GCC has had link time optimization (LTO) for quite a while now. Instead of generating just assembly code, it streams intermediate representation (IR) for the translation unit to the object file. At link time, when you provide all the object files necessary to link into the ELF, the compiler gets to see IR from all the translation units together, and this lets it perform optimizations across translation units. All you have to do is add -flto to the compiler and linker invocations and you’re done.
If you’re using GCC’s LTO feature, make sure you repeat the compiler flags when linking. So, if you compile code with -Os -ffunction-sections, make sure you pass the same flags to the gcc driver when linking.

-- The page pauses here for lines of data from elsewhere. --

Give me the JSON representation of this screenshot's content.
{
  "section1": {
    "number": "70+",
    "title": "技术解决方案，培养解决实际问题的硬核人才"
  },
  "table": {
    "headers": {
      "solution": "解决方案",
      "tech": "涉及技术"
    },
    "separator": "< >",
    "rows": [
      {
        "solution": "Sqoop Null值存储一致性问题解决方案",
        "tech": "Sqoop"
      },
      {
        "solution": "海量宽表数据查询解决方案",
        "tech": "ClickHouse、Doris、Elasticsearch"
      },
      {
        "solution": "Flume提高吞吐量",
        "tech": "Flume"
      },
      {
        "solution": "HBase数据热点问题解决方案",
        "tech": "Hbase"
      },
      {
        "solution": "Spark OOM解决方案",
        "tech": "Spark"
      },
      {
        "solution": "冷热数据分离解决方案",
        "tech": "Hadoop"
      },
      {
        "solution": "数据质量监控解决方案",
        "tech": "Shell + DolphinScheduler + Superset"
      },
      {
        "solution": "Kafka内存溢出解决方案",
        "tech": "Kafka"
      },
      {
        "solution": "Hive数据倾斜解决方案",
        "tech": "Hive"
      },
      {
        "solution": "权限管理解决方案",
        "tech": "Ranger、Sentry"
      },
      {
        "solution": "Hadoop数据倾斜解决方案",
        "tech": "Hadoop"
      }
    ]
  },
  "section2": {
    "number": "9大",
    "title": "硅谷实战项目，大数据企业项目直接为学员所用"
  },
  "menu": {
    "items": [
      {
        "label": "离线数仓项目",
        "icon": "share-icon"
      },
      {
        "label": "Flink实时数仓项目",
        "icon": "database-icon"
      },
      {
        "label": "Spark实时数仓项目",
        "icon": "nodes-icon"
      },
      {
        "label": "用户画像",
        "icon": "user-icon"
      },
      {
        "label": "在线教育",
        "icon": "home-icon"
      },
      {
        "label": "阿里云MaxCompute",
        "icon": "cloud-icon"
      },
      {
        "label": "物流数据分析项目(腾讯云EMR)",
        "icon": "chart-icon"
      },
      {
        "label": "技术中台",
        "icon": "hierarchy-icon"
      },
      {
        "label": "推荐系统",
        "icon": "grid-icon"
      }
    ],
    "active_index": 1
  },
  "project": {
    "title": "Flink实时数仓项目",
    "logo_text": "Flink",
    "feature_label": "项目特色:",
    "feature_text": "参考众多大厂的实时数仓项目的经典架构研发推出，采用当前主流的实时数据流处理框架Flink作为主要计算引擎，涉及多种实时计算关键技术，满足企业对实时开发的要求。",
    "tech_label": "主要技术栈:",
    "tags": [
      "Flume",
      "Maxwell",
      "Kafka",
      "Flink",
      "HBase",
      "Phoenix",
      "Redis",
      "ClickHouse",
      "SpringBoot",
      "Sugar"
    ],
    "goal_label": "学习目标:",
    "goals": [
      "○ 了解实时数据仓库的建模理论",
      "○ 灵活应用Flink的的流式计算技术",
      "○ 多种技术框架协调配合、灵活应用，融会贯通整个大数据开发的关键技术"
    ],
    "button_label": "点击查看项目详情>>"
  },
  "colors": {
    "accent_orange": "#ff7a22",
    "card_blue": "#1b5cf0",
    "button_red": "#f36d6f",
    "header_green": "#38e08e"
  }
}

This is needed because LTO effectively recompiles by streaming in IR from the object files and regenerating code. Only this time it knows about the code in all the object files that’s going to be part of the final executable, so it can perform a bunch of optimizations it previously couldn’t.